### Work item
Count how many lines in the entries below hold the string "shortcut", and respond with that number only.

### Data records for software interfaces
- - - -
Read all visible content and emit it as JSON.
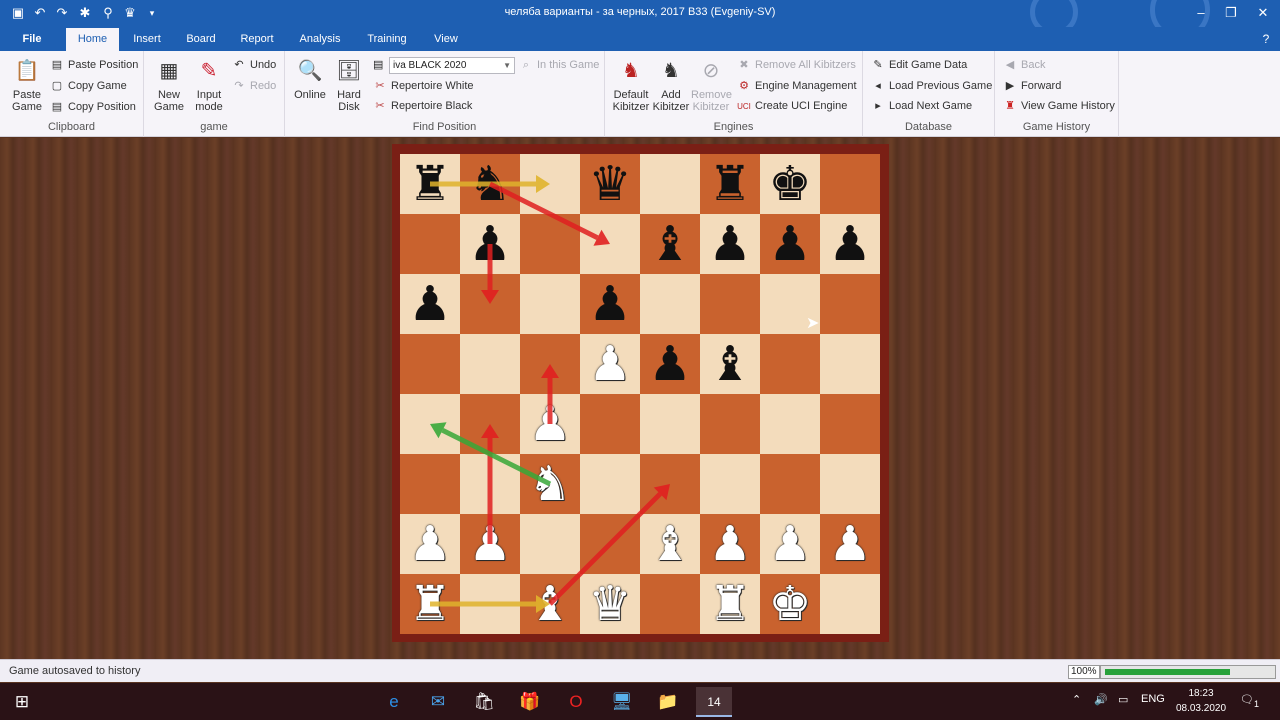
{
  "window": {
    "title": "челяба варианты - за черных,  2017  B33  (Evgeniy-SV)",
    "quick_access": [
      "save-icon",
      "undo-icon",
      "redo-icon",
      "bug-icon",
      "pin-icon",
      "hat-icon",
      "more-icon"
    ],
    "controls": {
      "minimize": "–",
      "restore": "❐",
      "close": "✕",
      "help": "?"
    }
  },
  "tabs": [
    "File",
    "Home",
    "Insert",
    "Board",
    "Report",
    "Analysis",
    "Training",
    "View"
  ],
  "active_tab": "Home",
  "ribbon": {
    "clipboard": {
      "label": "Clipboard",
      "paste_game": "Paste Game",
      "items": [
        "Paste Position",
        "Copy Game",
        "Copy Position"
      ]
    },
    "game": {
      "label": "game",
      "new_game": "New Game",
      "input_mode": "Input mode",
      "undo": "Undo",
      "redo": "Redo"
    },
    "find_position": {
      "label": "Find Position",
      "online": "Online",
      "hard_disk": "Hard Disk",
      "database_value": "iva BLACK 2020",
      "in_this_game": "In this Game",
      "repertoire_white": "Repertoire White",
      "repertoire_black": "Repertoire Black"
    },
    "engines": {
      "label": "Engines",
      "default_kibitzer": "Default Kibitzer",
      "add_kibitzer": "Add Kibitzer",
      "remove_kibitzer": "Remove Kibitzer",
      "remove_all": "Remove All Kibitzers",
      "engine_management": "Engine Management",
      "create_uci": "Create UCI Engine"
    },
    "database": {
      "label": "Database",
      "edit_game_data": "Edit Game Data",
      "load_previous": "Load Previous Game",
      "load_next": "Load Next Game"
    },
    "game_history": {
      "label": "Game History",
      "back": "Back",
      "forward": "Forward",
      "view_history": "View Game History"
    }
  },
  "board": {
    "orientation": "white-bottom",
    "pieces": [
      [
        "r",
        "n",
        "",
        "q",
        "",
        "r",
        "k",
        ""
      ],
      [
        "",
        "p",
        "",
        "",
        "b",
        "p",
        "p",
        "p"
      ],
      [
        "p",
        "",
        "",
        "p",
        "",
        "",
        "",
        ""
      ],
      [
        "",
        "",
        "",
        "P",
        "p",
        "b",
        "",
        ""
      ],
      [
        "",
        "",
        "P",
        "",
        "",
        "",
        "",
        ""
      ],
      [
        "",
        "",
        "N",
        "",
        "",
        "",
        "",
        ""
      ],
      [
        "P",
        "P",
        "",
        "",
        "B",
        "P",
        "P",
        "P"
      ],
      [
        "R",
        "",
        "B",
        "Q",
        "",
        "R",
        "K",
        ""
      ]
    ],
    "arrows": [
      {
        "from": "a8",
        "to": "c8",
        "color": "#e0b42c"
      },
      {
        "from": "b8",
        "to": "d7",
        "color": "#e02020"
      },
      {
        "from": "b7",
        "to": "b6",
        "color": "#e02020"
      },
      {
        "from": "c4",
        "to": "c5",
        "color": "#e02020"
      },
      {
        "from": "b2",
        "to": "b4",
        "color": "#e02020"
      },
      {
        "from": "c3",
        "to": "a4",
        "color": "#38a838"
      },
      {
        "from": "a1",
        "to": "c1",
        "color": "#e0b42c"
      },
      {
        "from": "c1",
        "to": "e3",
        "color": "#e02020"
      }
    ],
    "light_color": "#f3dcbc",
    "dark_color": "#c9622e"
  },
  "status": {
    "message": "Game autosaved to history",
    "zoom": "100%",
    "progress": 0.95
  },
  "taskbar": {
    "apps": [
      "edge-icon",
      "mail-icon",
      "store-icon",
      "gift-icon",
      "opera-icon",
      "computer-icon",
      "folder-icon",
      "chessbase-icon"
    ],
    "language": "ENG",
    "time": "18:23",
    "date": "08.03.2020",
    "notifications": "1",
    "chessbase_label": "14"
  }
}
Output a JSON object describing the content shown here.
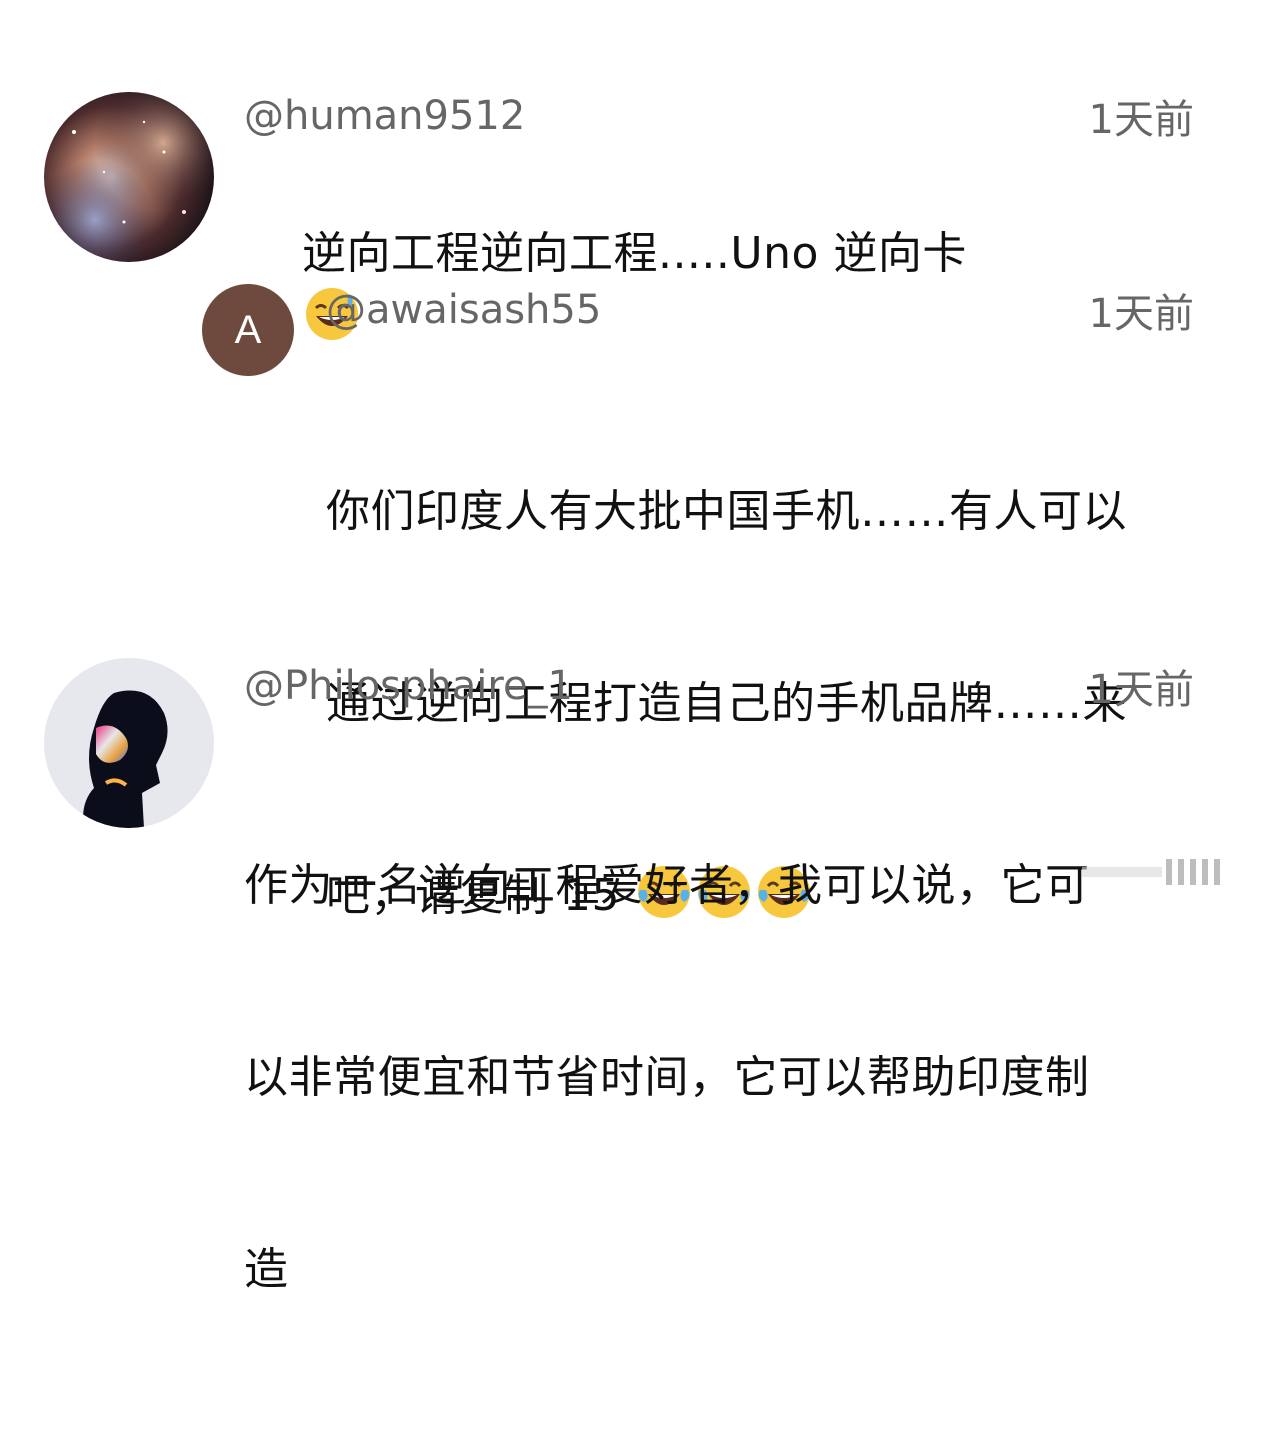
{
  "comments": [
    {
      "username": "@human9512",
      "time": "1天前",
      "text": "逆向工程逆向工程.....Uno 逆向卡",
      "emoji": "sweat-smile-emoji"
    },
    {
      "username": "@awaisash55",
      "time": "1天前",
      "avatar_letter": "A",
      "avatar_color": "#6e4a3e",
      "line1": "你们印度人有大批中国手机……有人可以",
      "line2": "通过逆向工程打造自己的手机品牌……来",
      "line3": "吧，请复制 15",
      "emoji": "tears-of-joy-emoji"
    },
    {
      "username": "@Philosphaire_1",
      "time": "1天前",
      "line1": "作为一名逆向工程爱好者，我可以说，它可",
      "line2": "以非常便宜和节省时间，它可以帮助印度制",
      "line3": "造"
    }
  ]
}
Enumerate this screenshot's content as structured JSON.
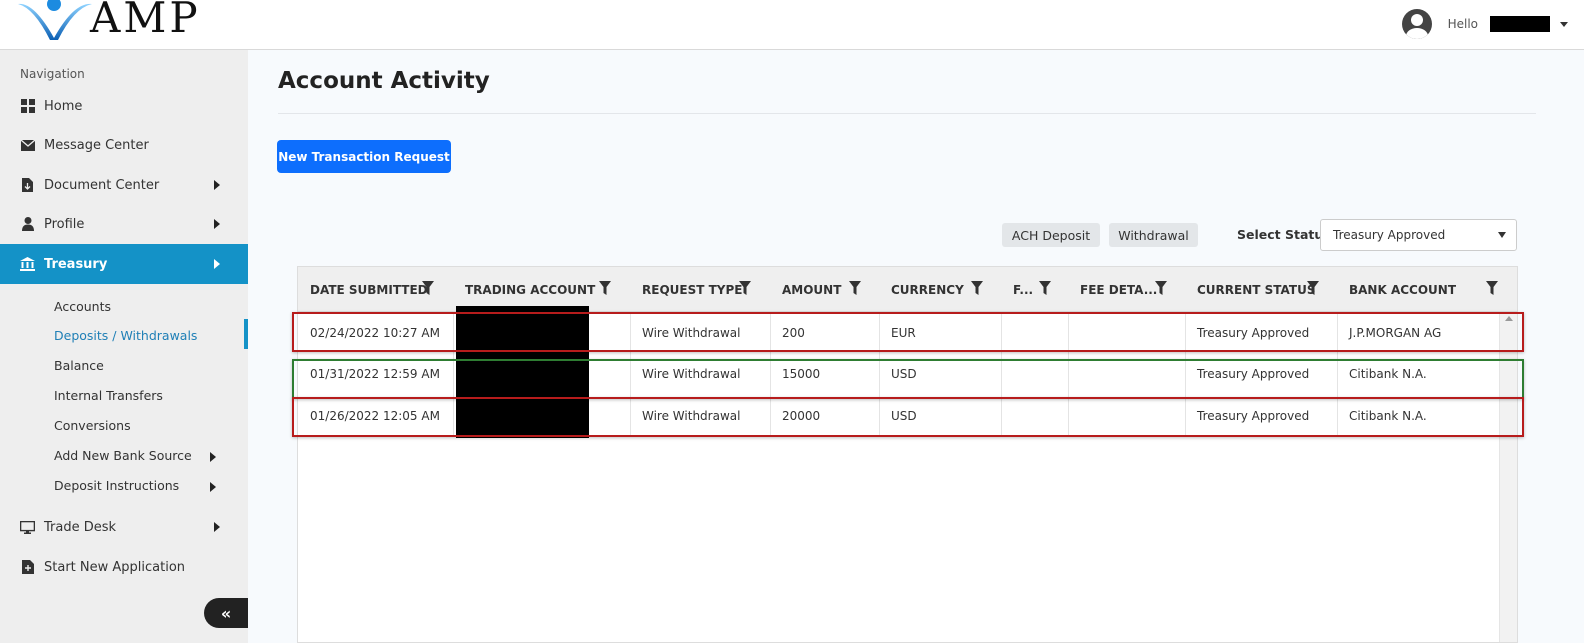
{
  "header": {
    "logo_text": "AMP",
    "greeting": "Hello"
  },
  "sidebar": {
    "heading": "Navigation",
    "items": [
      {
        "label": "Home",
        "icon": "grid-icon"
      },
      {
        "label": "Message Center",
        "icon": "envelope-icon"
      },
      {
        "label": "Document Center",
        "icon": "document-icon"
      },
      {
        "label": "Profile",
        "icon": "user-icon"
      },
      {
        "label": "Treasury",
        "icon": "bank-icon"
      },
      {
        "label": "Trade Desk",
        "icon": "monitor-icon"
      },
      {
        "label": "Start New Application",
        "icon": "new-document-icon"
      }
    ],
    "treasury_sub": [
      {
        "label": "Accounts"
      },
      {
        "label": "Deposits / Withdrawals"
      },
      {
        "label": "Balance"
      },
      {
        "label": "Internal Transfers"
      },
      {
        "label": "Conversions"
      },
      {
        "label": "Add New Bank Source"
      },
      {
        "label": "Deposit Instructions"
      }
    ],
    "collapse_label": "«"
  },
  "main": {
    "title": "Account Activity",
    "new_request_label": "New Transaction Request",
    "filters": {
      "ach_label": "ACH Deposit",
      "withdrawal_label": "Withdrawal",
      "status_label": "Select Status",
      "status_value": "Treasury Approved"
    }
  },
  "table": {
    "columns": [
      "DATE SUBMITTED",
      "TRADING ACCOUNT",
      "REQUEST TYPE",
      "AMOUNT",
      "CURRENCY",
      "F...",
      "FEE DETA...",
      "CURRENT STATUS",
      "BANK ACCOUNT"
    ],
    "rows": [
      {
        "date": "02/24/2022 10:27 AM",
        "account": "",
        "type": "Wire Withdrawal",
        "amount": "200",
        "currency": "EUR",
        "fee": "",
        "fee_details": "",
        "status": "Treasury Approved",
        "bank": "J.P.MORGAN AG",
        "highlight": "#b71c1c"
      },
      {
        "date": "01/31/2022 12:59 AM",
        "account": "",
        "type": "Wire Withdrawal",
        "amount": "15000",
        "currency": "USD",
        "fee": "",
        "fee_details": "",
        "status": "Treasury Approved",
        "bank": "Citibank N.A.",
        "highlight": "#2e7d32"
      },
      {
        "date": "01/26/2022 12:05 AM",
        "account": "",
        "type": "Wire Withdrawal",
        "amount": "20000",
        "currency": "USD",
        "fee": "",
        "fee_details": "",
        "status": "Treasury Approved",
        "bank": "Citibank N.A.",
        "highlight": "#b71c1c"
      }
    ]
  },
  "colors": {
    "primary": "#0d6efd",
    "active_nav": "#1492c7",
    "highlight_red": "#b71c1c",
    "highlight_green": "#2e7d32"
  }
}
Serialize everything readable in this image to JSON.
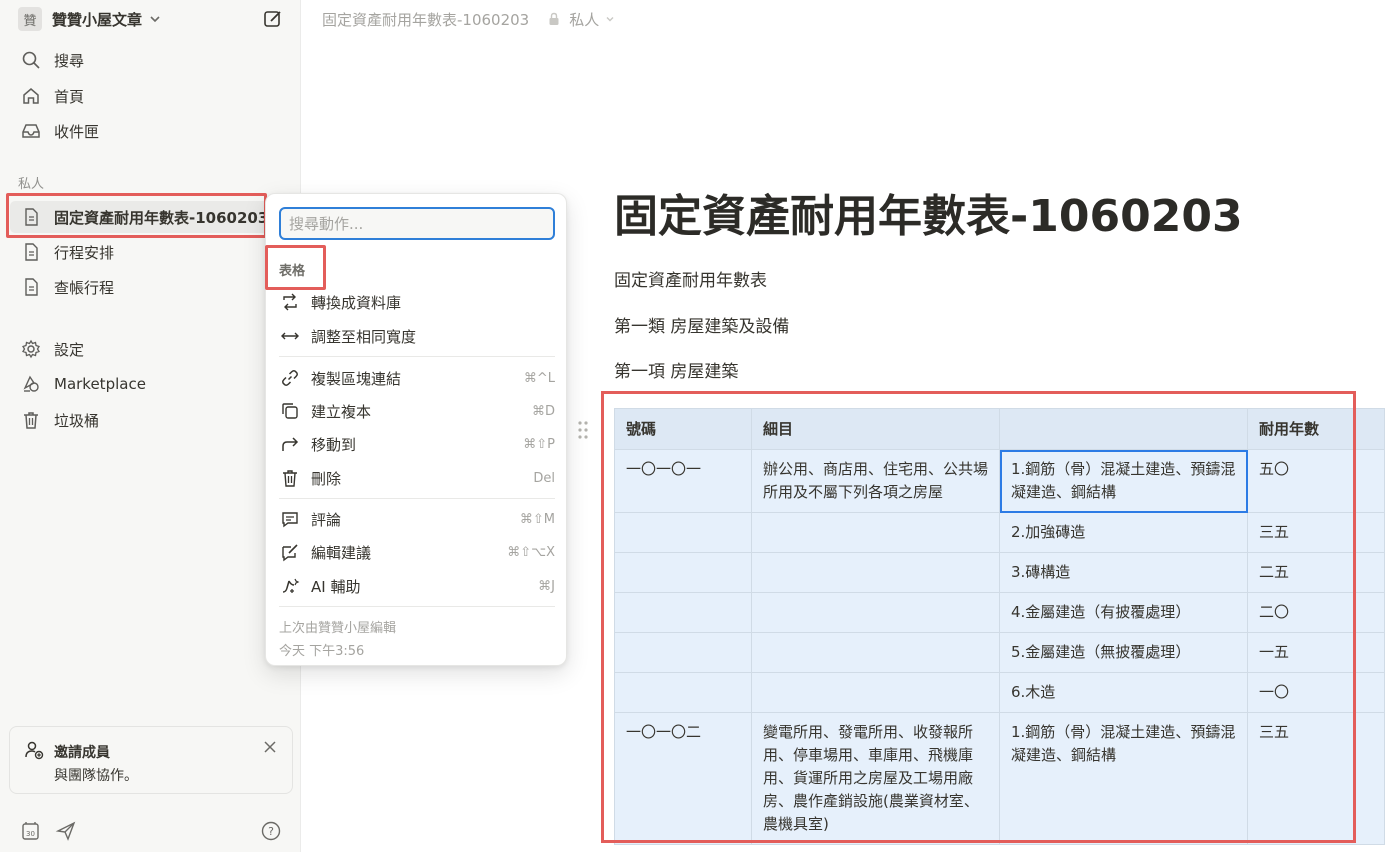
{
  "sidebar": {
    "workspace_initial": "贊",
    "workspace_name": "贊贊小屋文章",
    "nav": [
      {
        "label": "搜尋"
      },
      {
        "label": "首頁"
      },
      {
        "label": "收件匣"
      }
    ],
    "section_label": "私人",
    "pages": [
      {
        "label": "固定資產耐用年數表-1060203"
      },
      {
        "label": "行程安排"
      },
      {
        "label": "查帳行程"
      }
    ],
    "tools": [
      {
        "label": "設定"
      },
      {
        "label": "Marketplace"
      },
      {
        "label": "垃圾桶"
      }
    ],
    "invite": {
      "title": "邀請成員",
      "subtitle": "與團隊協作。"
    }
  },
  "breadcrumb": {
    "title": "固定資產耐用年數表-1060203",
    "privacy": "私人"
  },
  "page": {
    "title": "固定資產耐用年數表-1060203",
    "paragraphs": [
      "固定資產耐用年數表",
      "第一類 房屋建築及設備",
      "第一項 房屋建築"
    ]
  },
  "table": {
    "headers": [
      "號碼",
      "細目",
      "",
      "耐用年數"
    ],
    "rows": [
      [
        "一〇一〇一",
        "辦公用、商店用、住宅用、公共場所用及不屬下列各項之房屋",
        "1.鋼筋（骨）混凝土建造、預鑄混凝建造、鋼結構",
        "五〇"
      ],
      [
        "",
        "",
        "2.加強磚造",
        "三五"
      ],
      [
        "",
        "",
        "3.磚構造",
        "二五"
      ],
      [
        "",
        "",
        "4.金屬建造（有披覆處理）",
        "二〇"
      ],
      [
        "",
        "",
        "5.金屬建造（無披覆處理）",
        "一五"
      ],
      [
        "",
        "",
        "6.木造",
        "一〇"
      ],
      [
        "一〇一〇二",
        "變電所用、發電所用、收發報所用、停車場用、車庫用、飛機庫用、貨運所用之房屋及工場用廠房、農作產銷設施(農業資材室、農機具室)",
        "1.鋼筋（骨）混凝土建造、預鑄混凝建造、鋼結構",
        "三五"
      ]
    ]
  },
  "menu": {
    "search_placeholder": "搜尋動作...",
    "section": "表格",
    "items": [
      {
        "label": "轉換成資料庫",
        "shortcut": ""
      },
      {
        "label": "調整至相同寬度",
        "shortcut": ""
      },
      {
        "label": "複製區塊連結",
        "shortcut": "⌘^L"
      },
      {
        "label": "建立複本",
        "shortcut": "⌘D"
      },
      {
        "label": "移動到",
        "shortcut": "⌘⇧P"
      },
      {
        "label": "刪除",
        "shortcut": "Del"
      },
      {
        "label": "評論",
        "shortcut": "⌘⇧M"
      },
      {
        "label": "編輯建議",
        "shortcut": "⌘⇧⌥X"
      },
      {
        "label": "AI 輔助",
        "shortcut": "⌘J"
      }
    ],
    "footer_editor": "上次由贊贊小屋編輯",
    "footer_time": "今天 下午3:56"
  }
}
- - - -
### Written solution
9